Work instructions: Take the listing below and output it again exactly.

::::::

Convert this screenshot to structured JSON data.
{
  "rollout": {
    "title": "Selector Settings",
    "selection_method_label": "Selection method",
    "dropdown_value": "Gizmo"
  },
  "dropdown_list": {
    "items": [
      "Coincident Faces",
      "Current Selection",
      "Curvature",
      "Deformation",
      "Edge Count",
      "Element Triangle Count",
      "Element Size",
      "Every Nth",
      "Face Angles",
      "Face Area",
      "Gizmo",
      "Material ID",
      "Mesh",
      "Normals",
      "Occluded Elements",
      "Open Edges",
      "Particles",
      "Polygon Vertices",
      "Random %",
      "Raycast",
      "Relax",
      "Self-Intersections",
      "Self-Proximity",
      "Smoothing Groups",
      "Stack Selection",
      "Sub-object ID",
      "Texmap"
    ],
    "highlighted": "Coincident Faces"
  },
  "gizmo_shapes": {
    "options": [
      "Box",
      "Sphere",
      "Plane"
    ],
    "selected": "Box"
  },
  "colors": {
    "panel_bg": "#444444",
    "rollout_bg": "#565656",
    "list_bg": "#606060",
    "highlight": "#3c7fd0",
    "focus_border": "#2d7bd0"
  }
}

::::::

Response:
Convert this screenshot to structured JSON data.
{
  "rollout": {
    "title": "Selector Settings",
    "selection_method_label": "Selection method",
    "dropdown_value": "Gizmo"
  },
  "dropdown_list": {
    "items": [
      "Coincident Faces",
      "Current Selection",
      "Curvature",
      "Deformation",
      "Edge Count",
      "Element Triangle Count",
      "Element Size",
      "Every Nth",
      "Face Angles",
      "Face Area",
      "Gizmo",
      "Material ID",
      "Mesh",
      "Normals",
      "Occluded Elements",
      "Open Edges",
      "Particles",
      "Polygon Vertices",
      "Random %",
      "Raycast",
      "Relax",
      "Self-Intersections",
      "Self-Proximity",
      "Smoothing Groups",
      "Stack Selection",
      "Sub-object ID",
      "Texmap"
    ],
    "highlighted": "Coincident Faces"
  },
  "gizmo_shapes": {
    "options": [
      "Box",
      "Sphere",
      "Plane"
    ],
    "selected": "Box"
  },
  "colors": {
    "panel_bg": "#444444",
    "rollout_bg": "#565656",
    "list_bg": "#606060",
    "highlight": "#3c7fd0",
    "focus_border": "#2d7bd0"
  }
}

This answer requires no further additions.